Romaine lettuce that was harvested outside of Central Coast growing regions of northern and central California is safe to eat. Health officials have found no other lettuce aside from romaine to be impacted by the outbreak. Nine of those people have been hospitalized and one confirmed dead in the United States. Additional handling could introduce bacteria from your hands, the cutting board, the sink or nearby raw foods. In more recent years, after reforms in the livestock industry, the outbreaks have been most often associated with leafy greens.
Listeria monocytogenes live in soil, the intestines of animals and, therefore, are excreted in their feces and untreated water. The illness can be spread from person to person through direct contact. The symptoms of infection include cramping, vomiting, diarrhea, and, rarely, kidney failure and death. Some Canadian stores have pulled romaine off of their store shelves. Leslie Beck, a Toronto-based private practice dietitian, is Director of Food and Nutrition at Medcan. The Food and Drug Administration announced recently that it will hold four one-day public meetings to discuss the recently published draft guidance created to help farmers meet the requirements of the.
Marler further suggested consumers avoid everything from sprouts stemming from sprouts sickened roughly 3,000 people in Germany in 2011 , raw juices and milk. Instead he purchases ingredients separately, washes and prepares them. The recent outbreak of E. If you would like to write a letter to the editor, please forward it to. That outbreak was declared over in January. According to the Associated Press, the Food and Drug Administration determined the romaine lettuce that caused the outbreak appears to be from California's Central Coast region. By Joel Achenbach and Lena H.
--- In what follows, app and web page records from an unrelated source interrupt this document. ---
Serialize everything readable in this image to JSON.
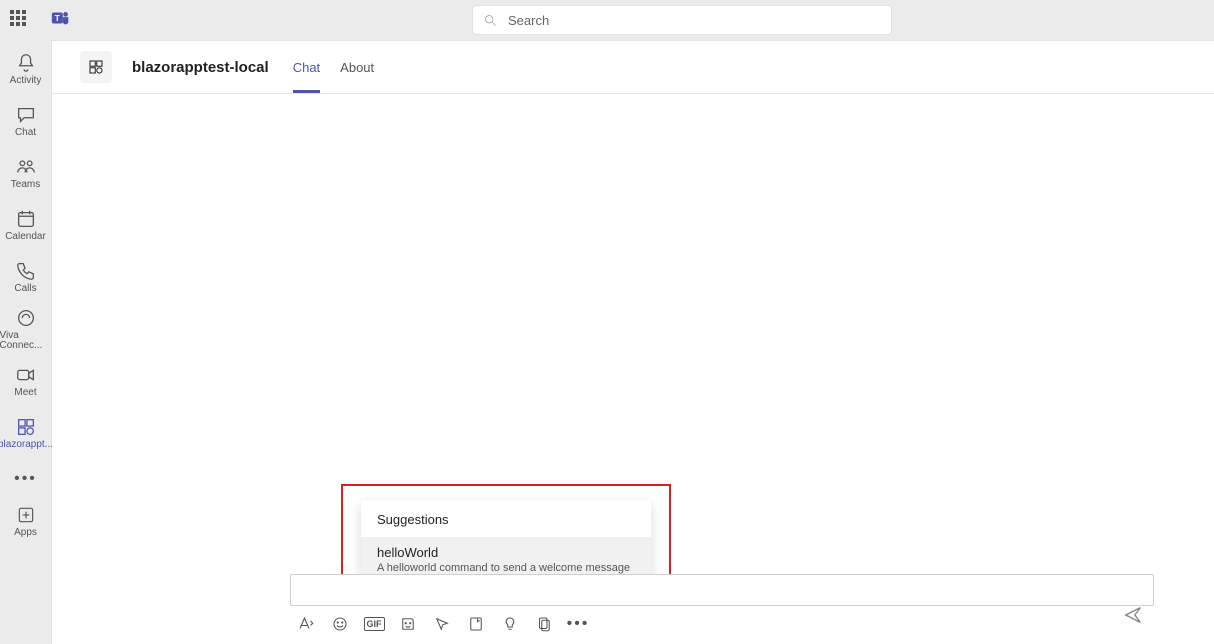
{
  "header": {
    "search_placeholder": "Search"
  },
  "rail": {
    "activity": "Activity",
    "chat": "Chat",
    "teams": "Teams",
    "calendar": "Calendar",
    "calls": "Calls",
    "viva": "Viva Connec...",
    "meet": "Meet",
    "app": "blazorappt...",
    "apps": "Apps"
  },
  "chat": {
    "title": "blazorapptest-local",
    "tabs": {
      "chat": "Chat",
      "about": "About"
    }
  },
  "suggestions": {
    "header": "Suggestions",
    "item_title": "helloWorld",
    "item_desc": "A helloworld command to send a welcome message"
  },
  "compose_toolbar": {
    "gif_label": "GIF"
  }
}
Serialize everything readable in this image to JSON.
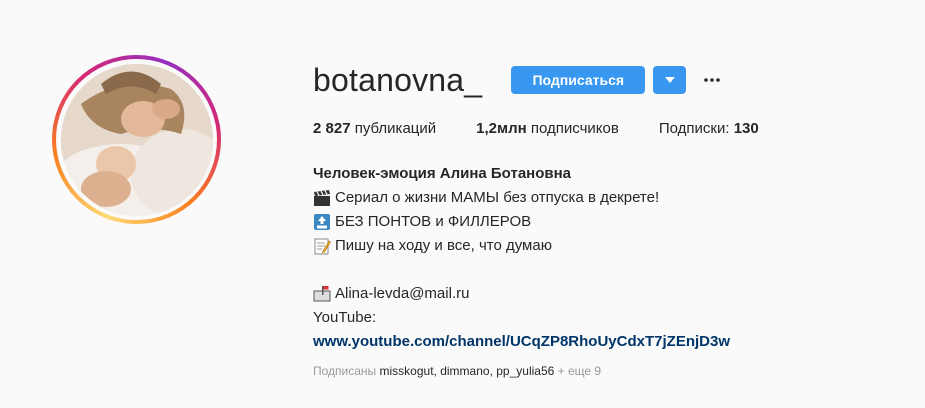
{
  "profile": {
    "username": "botanovna_",
    "follow_label": "Подписаться",
    "posts_count": "2 827",
    "posts_label": "публикаций",
    "followers_count": "1,2млн",
    "followers_label": "подписчиков",
    "following_label": "Подписки:",
    "following_count": "130"
  },
  "bio": {
    "name": "Человек-эмоция Алина Ботановна",
    "line1": "Сериал о жизни МАМЫ без отпуска в декрете!",
    "line2": "БЕЗ ПОНТОВ и ФИЛЛЕРОВ",
    "line3": "Пишу на ходу и все, что думаю",
    "email": "Alina-levda@mail.ru",
    "youtube_label": "YouTube:",
    "link": "www.youtube.com/channel/UCqZP8RhoUyCdxT7jZEnjD3w"
  },
  "followed_by": {
    "prefix": "Подписаны",
    "user1": "misskogut,",
    "user2": "dimmano,",
    "user3": "pp_yulia56",
    "suffix": "+ еще 9"
  },
  "icons": {
    "emoji1": "clapper-board-icon",
    "emoji2": "top-arrow-icon",
    "emoji3": "memo-icon",
    "emoji4": "mailbox-icon"
  },
  "colors": {
    "accent": "#3897f0",
    "link": "#003569",
    "text": "#262626",
    "muted": "#999999"
  }
}
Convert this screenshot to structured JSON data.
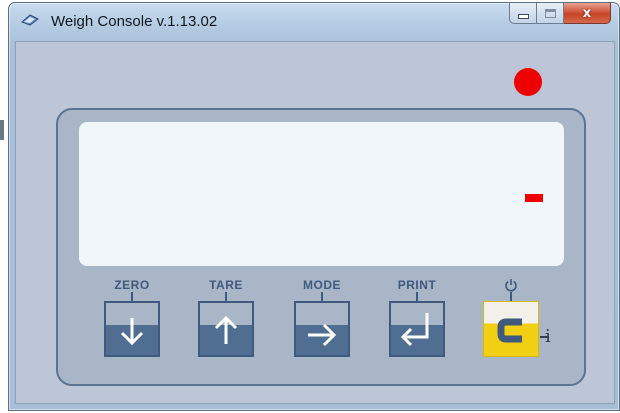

Over the past seven weeks, 59 people in the U. One in six Americans get sick from food — many of them from salads Some get sick from the food every year. In the United States, however, the vegetable may still not be safe. At least two have people have suffered kidney failure. Most people recover from the infection within one week.